▸ **Problem to solve**: In the listing below, locate the lines bearing the word "JSON". Copy every one of them.

▸ **Raw data**:
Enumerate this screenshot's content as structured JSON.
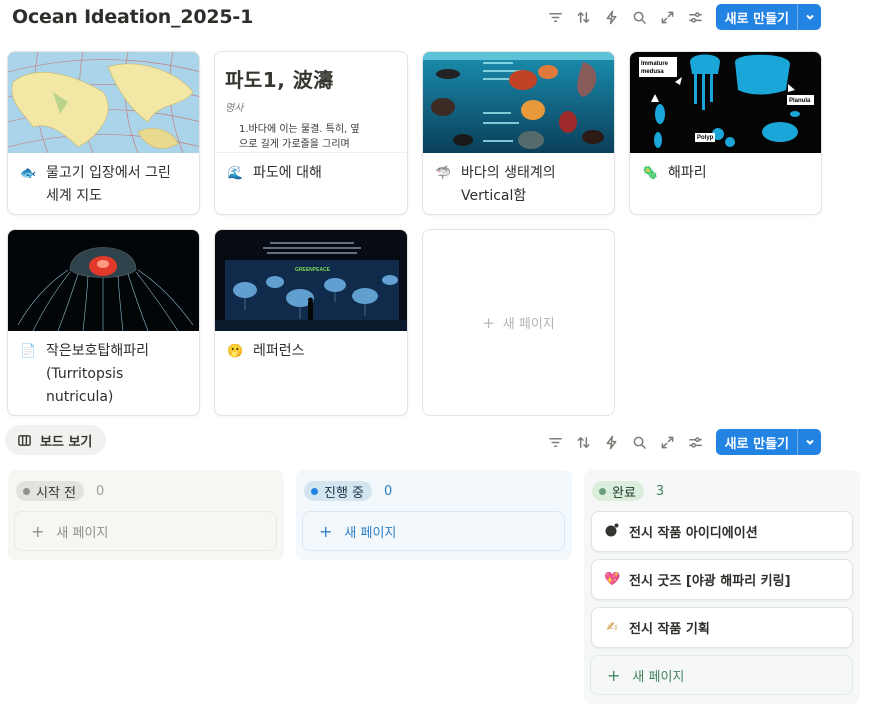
{
  "page": {
    "title": "Ocean Ideation_2025-1"
  },
  "toolbar": {
    "icons": [
      "filter-icon",
      "sort-icon",
      "lightning-icon",
      "search-icon",
      "expand-icon",
      "settings-sliders-icon"
    ],
    "new_label": "새로 만들기"
  },
  "gallery": {
    "cards": [
      {
        "title": "물고기 입장에서 그린\n세계 지도",
        "icon": "🐟"
      },
      {
        "title": "파도에 대해",
        "icon": "🌊",
        "cover_heading": "파도1, 波濤",
        "cover_sub": "명사",
        "cover_line": "1.바다에 이는 물결. 특히, 옆\n으로 길게 가로줄을 그리며"
      },
      {
        "title": "바다의 생태계의\nVertical함",
        "icon": "🦈"
      },
      {
        "title": "해파리",
        "icon": "🦠"
      },
      {
        "title": "작은보호탑해파리\n(Turritopsis\nnutricula)",
        "icon": "📄"
      },
      {
        "title": "레퍼런스",
        "icon": "🫢"
      }
    ],
    "cover_labels": {
      "immature": "Immature\nmedusa",
      "planula": "Planula",
      "polyp": "Polyp",
      "brand": "GREENPEACE"
    },
    "new_page_label": "새 페이지"
  },
  "board": {
    "view_label": "보드 보기",
    "new_label": "새로 만들기",
    "columns": [
      {
        "name": "시작 전",
        "count": "0",
        "new_label": "새 페이지",
        "cards": []
      },
      {
        "name": "진행 중",
        "count": "0",
        "new_label": "새 페이지",
        "cards": []
      },
      {
        "name": "완료",
        "count": "3",
        "new_label": "새 페이지",
        "cards": [
          {
            "title": "전시 작품 아이디에이션",
            "icon": "●"
          },
          {
            "title": "전시 굿즈 [야광 해파리 키링]",
            "icon": "💖"
          },
          {
            "title": "전시 작품 기획",
            "icon": "✍"
          }
        ]
      }
    ]
  },
  "colors": {
    "accent": "#2383e2",
    "todo_bg": "#f7f6f3",
    "todo_pill": "#e3e2e0",
    "todo_dot": "#91918e",
    "progress_bg": "#f3f8fc",
    "progress_pill": "#d3e5ef",
    "progress_dot": "#2383e2",
    "done_bg": "#f5f8f6",
    "done_pill": "#dbeddb",
    "done_dot": "#6c9b7d",
    "done_text": "#448361"
  }
}
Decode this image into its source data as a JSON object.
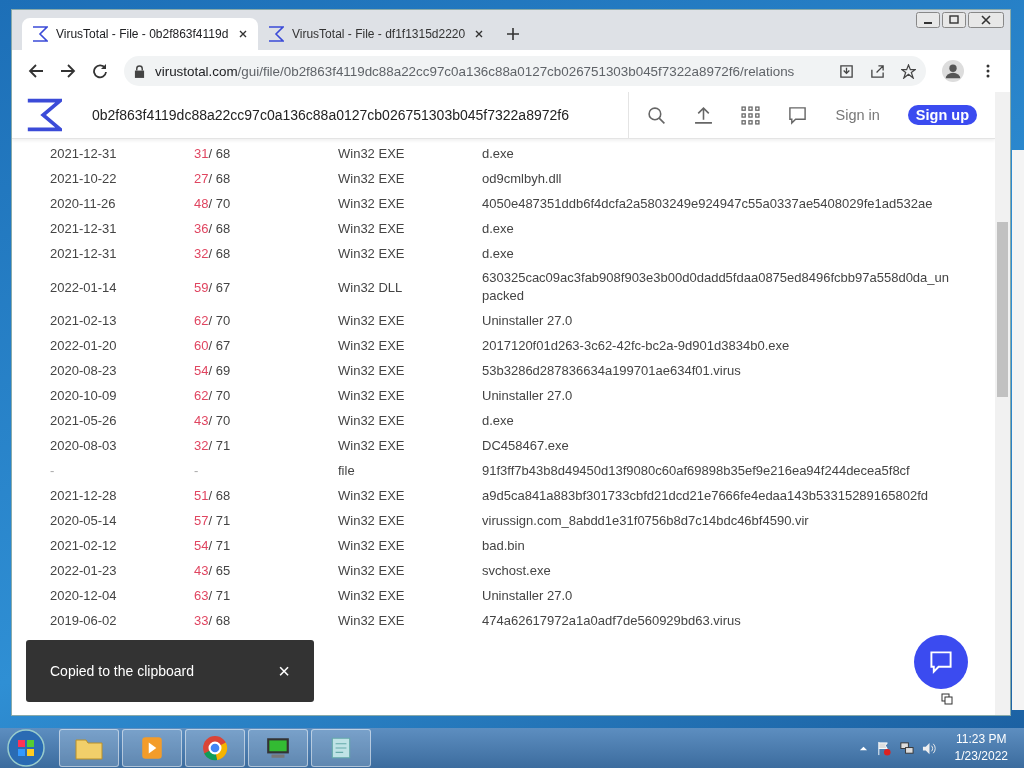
{
  "tabs": [
    {
      "title": "VirusTotal - File - 0b2f863f4119d",
      "selected": true
    },
    {
      "title": "VirusTotal - File - df1f1315d2220",
      "selected": false
    }
  ],
  "address": {
    "host": "virustotal.com",
    "path": "/gui/file/0b2f863f4119dc88a22cc97c0a136c88a0127cb026751303b045f7322a8972f6/relations"
  },
  "search": {
    "value": "0b2f863f4119dc88a22cc97c0a136c88a0127cb026751303b045f7322a8972f6"
  },
  "header_links": {
    "sign_in": "Sign in",
    "sign_up": "Sign up"
  },
  "rows": [
    {
      "date": "2021-12-31",
      "positives": "31",
      "total": "/ 68",
      "type": "Win32 EXE",
      "name": "d.exe"
    },
    {
      "date": "2021-10-22",
      "positives": "27",
      "total": "/ 68",
      "type": "Win32 EXE",
      "name": "od9cmlbyh.dll"
    },
    {
      "date": "2020-11-26",
      "positives": "48",
      "total": "/ 70",
      "type": "Win32 EXE",
      "name": "4050e487351ddb6f4dcfa2a5803249e924947c55a0337ae5408029fe1ad532ae"
    },
    {
      "date": "2021-12-31",
      "positives": "36",
      "total": "/ 68",
      "type": "Win32 EXE",
      "name": "d.exe"
    },
    {
      "date": "2021-12-31",
      "positives": "32",
      "total": "/ 68",
      "type": "Win32 EXE",
      "name": "d.exe"
    },
    {
      "date": "2022-01-14",
      "positives": "59",
      "total": "/ 67",
      "type": "Win32 DLL",
      "name": "630325cac09ac3fab908f903e3b00d0dadd5fdaa0875ed8496fcbb97a558d0da_unpacked"
    },
    {
      "date": "2021-02-13",
      "positives": "62",
      "total": "/ 70",
      "type": "Win32 EXE",
      "name": "Uninstaller 27.0"
    },
    {
      "date": "2022-01-20",
      "positives": "60",
      "total": "/ 67",
      "type": "Win32 EXE",
      "name": "2017120f01d263-3c62-42fc-bc2a-9d901d3834b0.exe"
    },
    {
      "date": "2020-08-23",
      "positives": "54",
      "total": "/ 69",
      "type": "Win32 EXE",
      "name": "53b3286d287836634a199701ae634f01.virus"
    },
    {
      "date": "2020-10-09",
      "positives": "62",
      "total": "/ 70",
      "type": "Win32 EXE",
      "name": "Uninstaller 27.0"
    },
    {
      "date": "2021-05-26",
      "positives": "43",
      "total": "/ 70",
      "type": "Win32 EXE",
      "name": "d.exe"
    },
    {
      "date": "2020-08-03",
      "positives": "32",
      "total": "/ 71",
      "type": "Win32 EXE",
      "name": "DC458467.exe"
    },
    {
      "date": "-",
      "positives": "-",
      "type": "file",
      "name": "91f3ff7b43b8d49450d13f9080c60af69898b35ef9e216ea94f244decea5f8cf"
    },
    {
      "date": "2021-12-28",
      "positives": "51",
      "total": "/ 68",
      "type": "Win32 EXE",
      "name": "a9d5ca841a883bf301733cbfd21dcd21e7666fe4edaa143b53315289165802fd"
    },
    {
      "date": "2020-05-14",
      "positives": "57",
      "total": "/ 71",
      "type": "Win32 EXE",
      "name": "virussign.com_8abdd1e31f0756b8d7c14bdc46bf4590.vir"
    },
    {
      "date": "2021-02-12",
      "positives": "54",
      "total": "/ 71",
      "type": "Win32 EXE",
      "name": "bad.bin"
    },
    {
      "date": "2022-01-23",
      "positives": "43",
      "total": "/ 65",
      "type": "Win32 EXE",
      "name": "svchost.exe"
    },
    {
      "date": "2020-12-04",
      "positives": "63",
      "total": "/ 71",
      "type": "Win32 EXE",
      "name": "Uninstaller 27.0"
    },
    {
      "date": "2019-06-02",
      "positives": "33",
      "total": "/ 68",
      "type": "Win32 EXE",
      "name": "474a62617972a1a0adf7de560929bd63.virus"
    }
  ],
  "toast": {
    "message": "Copied to the clipboard",
    "close": "×"
  },
  "clock": {
    "time": "11:23 PM",
    "date": "1/23/2022"
  }
}
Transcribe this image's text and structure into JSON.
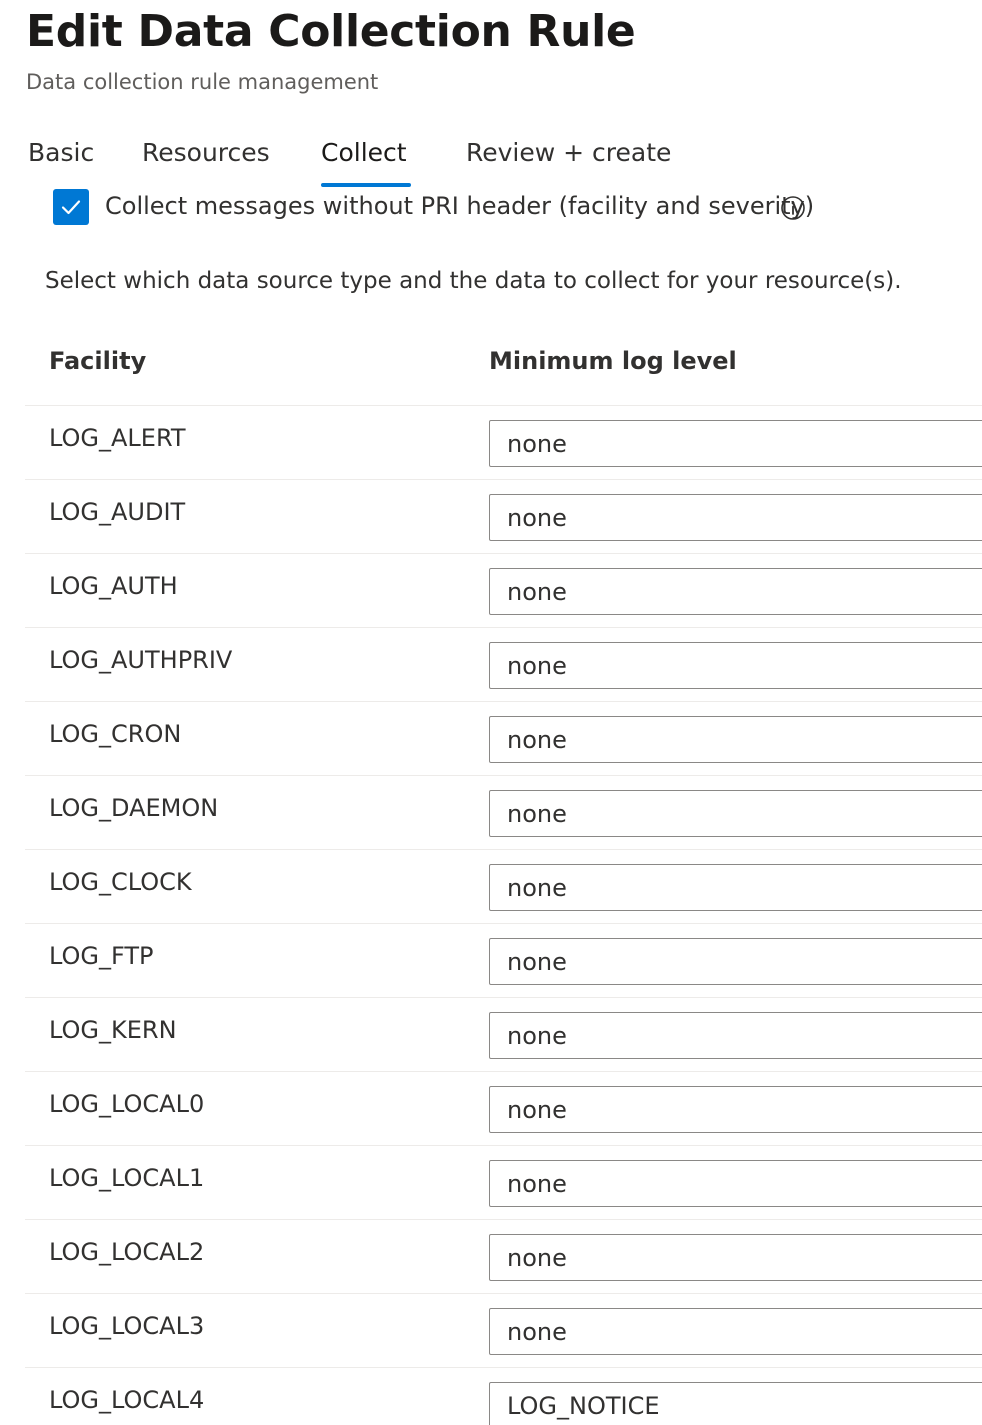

▸ **Answer**:
Enumerate this screenshot's content as structured JSON.
Decode this image into its source data as a JSON object.
Transcribe this image's text and structure into JSON.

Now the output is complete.